**RECORDS SHOWN**
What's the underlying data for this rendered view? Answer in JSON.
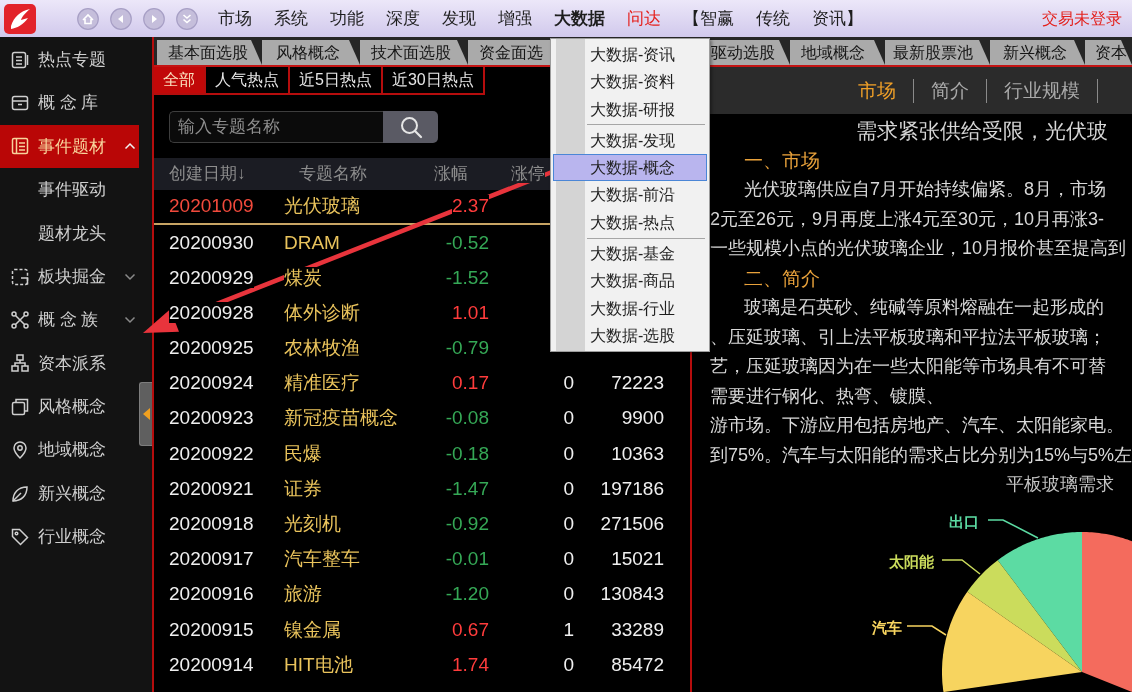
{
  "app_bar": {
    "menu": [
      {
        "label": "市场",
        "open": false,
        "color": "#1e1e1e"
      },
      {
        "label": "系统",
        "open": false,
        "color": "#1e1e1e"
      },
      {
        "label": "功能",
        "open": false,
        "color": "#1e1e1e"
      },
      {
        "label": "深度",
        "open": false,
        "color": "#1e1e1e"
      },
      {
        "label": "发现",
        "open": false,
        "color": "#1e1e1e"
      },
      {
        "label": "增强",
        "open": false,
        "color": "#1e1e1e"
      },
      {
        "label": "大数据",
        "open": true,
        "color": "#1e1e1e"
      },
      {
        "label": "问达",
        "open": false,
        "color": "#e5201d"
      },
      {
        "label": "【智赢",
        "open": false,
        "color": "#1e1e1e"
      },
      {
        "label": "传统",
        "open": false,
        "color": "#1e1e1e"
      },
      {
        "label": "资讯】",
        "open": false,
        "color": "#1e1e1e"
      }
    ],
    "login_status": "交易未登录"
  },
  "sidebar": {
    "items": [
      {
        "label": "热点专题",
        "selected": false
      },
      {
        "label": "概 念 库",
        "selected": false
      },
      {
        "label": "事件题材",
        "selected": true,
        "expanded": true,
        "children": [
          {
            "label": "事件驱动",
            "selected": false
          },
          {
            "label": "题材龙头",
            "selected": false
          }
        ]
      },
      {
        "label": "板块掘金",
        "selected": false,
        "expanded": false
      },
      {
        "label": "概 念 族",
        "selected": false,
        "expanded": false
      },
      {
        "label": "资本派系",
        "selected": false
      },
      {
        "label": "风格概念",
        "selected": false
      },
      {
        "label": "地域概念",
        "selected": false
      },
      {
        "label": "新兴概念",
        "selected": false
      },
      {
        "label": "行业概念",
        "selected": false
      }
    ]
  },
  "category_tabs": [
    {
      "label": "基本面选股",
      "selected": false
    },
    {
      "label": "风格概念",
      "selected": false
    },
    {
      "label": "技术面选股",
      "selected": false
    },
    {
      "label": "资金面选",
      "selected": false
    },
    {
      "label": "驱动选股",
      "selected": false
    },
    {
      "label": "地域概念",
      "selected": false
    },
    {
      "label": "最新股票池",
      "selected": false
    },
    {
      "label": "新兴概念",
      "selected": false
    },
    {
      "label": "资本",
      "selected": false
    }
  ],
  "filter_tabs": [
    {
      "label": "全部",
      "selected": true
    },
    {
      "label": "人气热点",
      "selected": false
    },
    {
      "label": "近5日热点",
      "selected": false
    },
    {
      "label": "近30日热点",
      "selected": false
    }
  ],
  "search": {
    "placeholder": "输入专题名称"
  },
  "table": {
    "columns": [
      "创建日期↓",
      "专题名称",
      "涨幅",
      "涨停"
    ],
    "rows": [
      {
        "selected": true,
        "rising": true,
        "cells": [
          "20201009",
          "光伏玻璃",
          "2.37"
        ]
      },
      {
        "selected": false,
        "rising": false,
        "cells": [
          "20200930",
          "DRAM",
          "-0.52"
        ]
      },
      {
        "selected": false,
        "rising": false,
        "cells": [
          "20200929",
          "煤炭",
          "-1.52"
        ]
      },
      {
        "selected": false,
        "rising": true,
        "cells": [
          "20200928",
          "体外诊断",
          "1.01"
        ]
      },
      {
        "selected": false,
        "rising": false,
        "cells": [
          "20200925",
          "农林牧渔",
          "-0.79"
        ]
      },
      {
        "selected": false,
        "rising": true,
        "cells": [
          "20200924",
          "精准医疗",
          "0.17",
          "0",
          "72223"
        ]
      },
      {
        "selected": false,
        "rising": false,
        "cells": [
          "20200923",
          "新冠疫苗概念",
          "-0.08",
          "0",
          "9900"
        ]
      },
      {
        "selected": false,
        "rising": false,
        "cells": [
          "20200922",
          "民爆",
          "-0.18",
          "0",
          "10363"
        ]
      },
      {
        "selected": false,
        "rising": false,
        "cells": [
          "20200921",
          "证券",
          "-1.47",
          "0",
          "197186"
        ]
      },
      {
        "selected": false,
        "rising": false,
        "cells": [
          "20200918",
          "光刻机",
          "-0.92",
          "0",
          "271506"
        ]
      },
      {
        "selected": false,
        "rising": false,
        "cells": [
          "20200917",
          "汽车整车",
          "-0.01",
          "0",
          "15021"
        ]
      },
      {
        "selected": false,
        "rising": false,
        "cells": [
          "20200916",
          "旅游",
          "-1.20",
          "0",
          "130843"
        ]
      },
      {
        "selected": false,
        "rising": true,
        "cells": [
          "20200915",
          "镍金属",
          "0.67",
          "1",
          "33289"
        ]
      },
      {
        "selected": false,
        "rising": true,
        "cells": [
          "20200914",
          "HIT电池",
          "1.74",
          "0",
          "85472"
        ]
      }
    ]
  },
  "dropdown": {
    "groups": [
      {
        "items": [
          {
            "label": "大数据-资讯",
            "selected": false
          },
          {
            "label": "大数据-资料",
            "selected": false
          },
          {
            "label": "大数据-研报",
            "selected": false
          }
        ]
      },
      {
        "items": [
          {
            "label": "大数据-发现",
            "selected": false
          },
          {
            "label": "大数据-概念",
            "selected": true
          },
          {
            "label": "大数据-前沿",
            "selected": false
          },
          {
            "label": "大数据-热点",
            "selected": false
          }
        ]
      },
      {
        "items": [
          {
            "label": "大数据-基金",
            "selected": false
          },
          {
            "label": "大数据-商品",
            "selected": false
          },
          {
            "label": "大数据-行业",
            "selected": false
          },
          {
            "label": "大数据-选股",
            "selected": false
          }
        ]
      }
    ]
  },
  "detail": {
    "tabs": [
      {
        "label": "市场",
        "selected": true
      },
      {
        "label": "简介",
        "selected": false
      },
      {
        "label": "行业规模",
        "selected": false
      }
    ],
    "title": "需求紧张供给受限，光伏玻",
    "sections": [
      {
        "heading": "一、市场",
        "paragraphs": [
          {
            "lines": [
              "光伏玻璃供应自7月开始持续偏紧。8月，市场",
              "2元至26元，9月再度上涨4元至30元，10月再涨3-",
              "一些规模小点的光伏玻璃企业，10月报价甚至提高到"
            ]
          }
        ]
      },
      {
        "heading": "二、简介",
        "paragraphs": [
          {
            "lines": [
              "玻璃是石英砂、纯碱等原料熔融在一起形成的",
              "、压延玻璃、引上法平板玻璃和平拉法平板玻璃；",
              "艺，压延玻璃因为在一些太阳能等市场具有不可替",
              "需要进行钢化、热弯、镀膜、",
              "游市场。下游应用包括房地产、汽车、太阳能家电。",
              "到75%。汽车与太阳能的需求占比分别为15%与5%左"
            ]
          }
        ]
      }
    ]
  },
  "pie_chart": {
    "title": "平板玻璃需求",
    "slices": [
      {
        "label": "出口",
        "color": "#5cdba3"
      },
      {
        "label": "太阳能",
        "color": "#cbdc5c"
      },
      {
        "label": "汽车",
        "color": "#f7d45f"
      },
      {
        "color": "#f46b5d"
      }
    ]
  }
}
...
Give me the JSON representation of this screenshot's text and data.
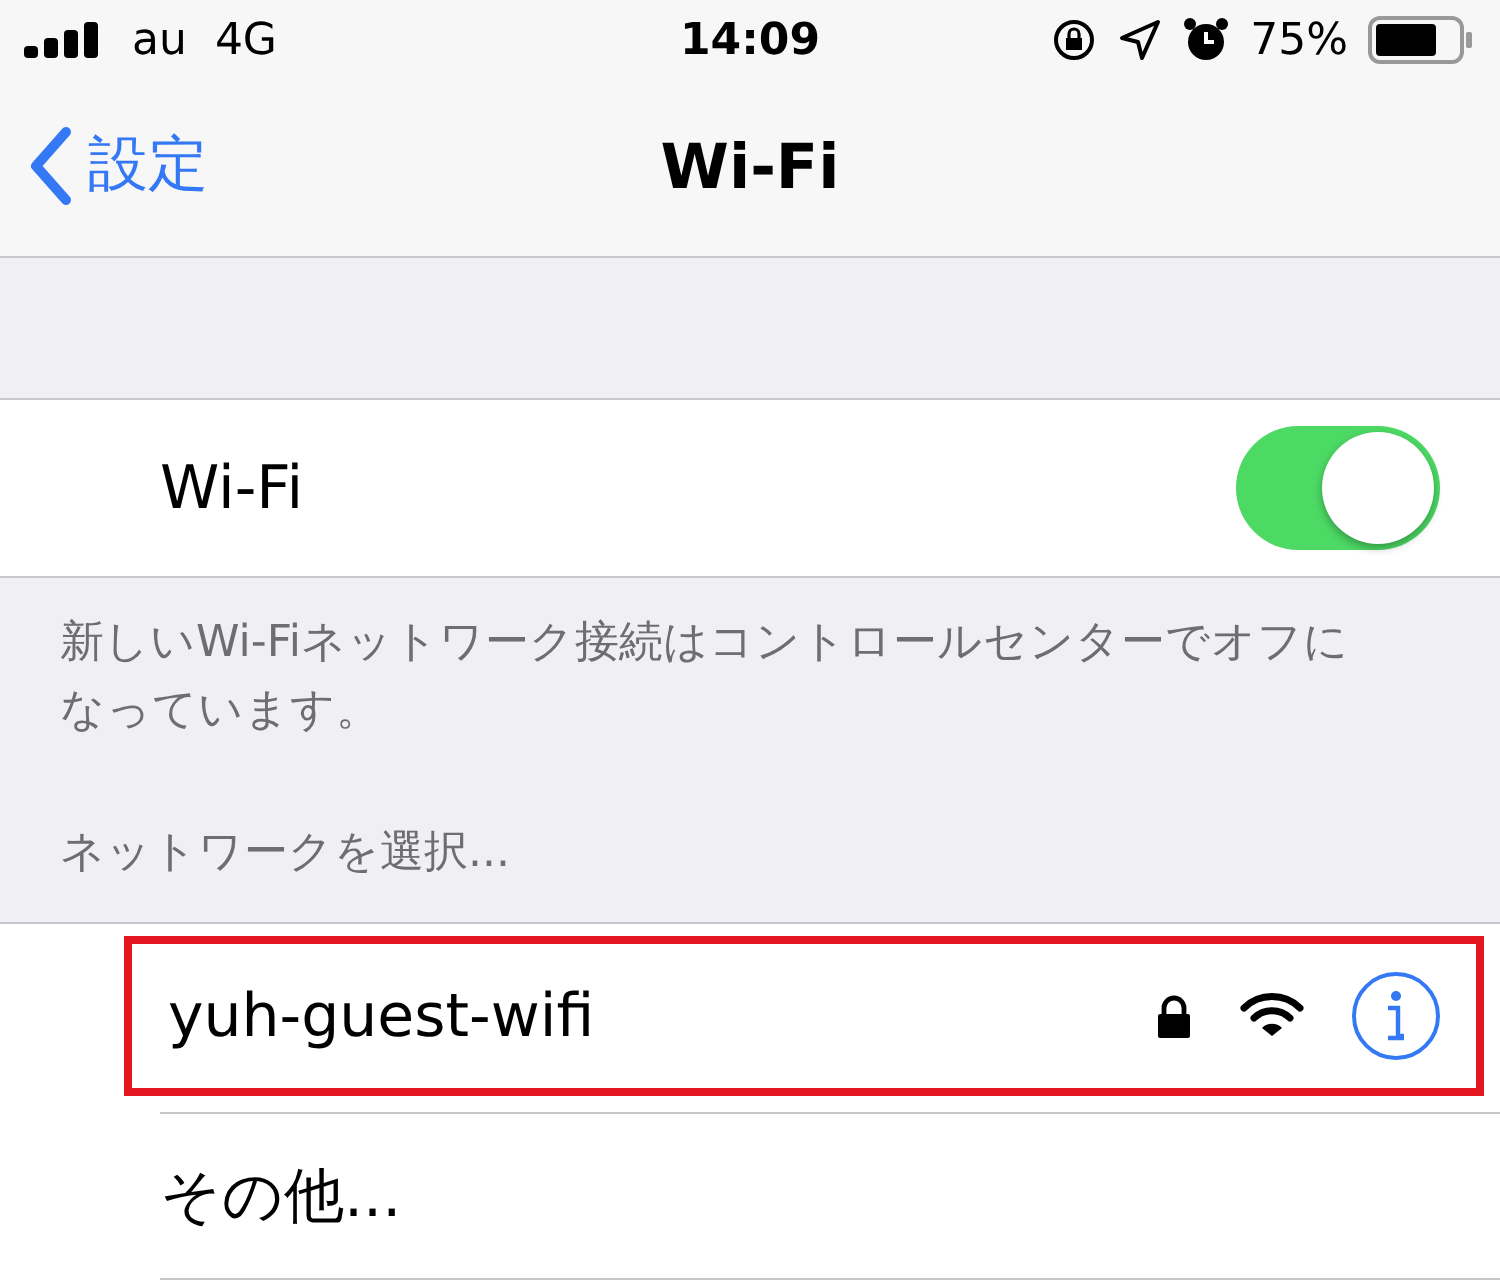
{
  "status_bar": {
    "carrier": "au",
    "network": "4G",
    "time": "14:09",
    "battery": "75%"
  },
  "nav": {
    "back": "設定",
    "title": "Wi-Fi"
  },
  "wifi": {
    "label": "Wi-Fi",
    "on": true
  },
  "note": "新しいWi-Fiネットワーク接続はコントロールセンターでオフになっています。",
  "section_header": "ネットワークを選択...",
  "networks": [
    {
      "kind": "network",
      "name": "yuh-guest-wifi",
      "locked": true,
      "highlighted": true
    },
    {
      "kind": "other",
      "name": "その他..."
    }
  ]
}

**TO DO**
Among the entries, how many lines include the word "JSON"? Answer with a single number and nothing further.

**ANSWER SPACE**
2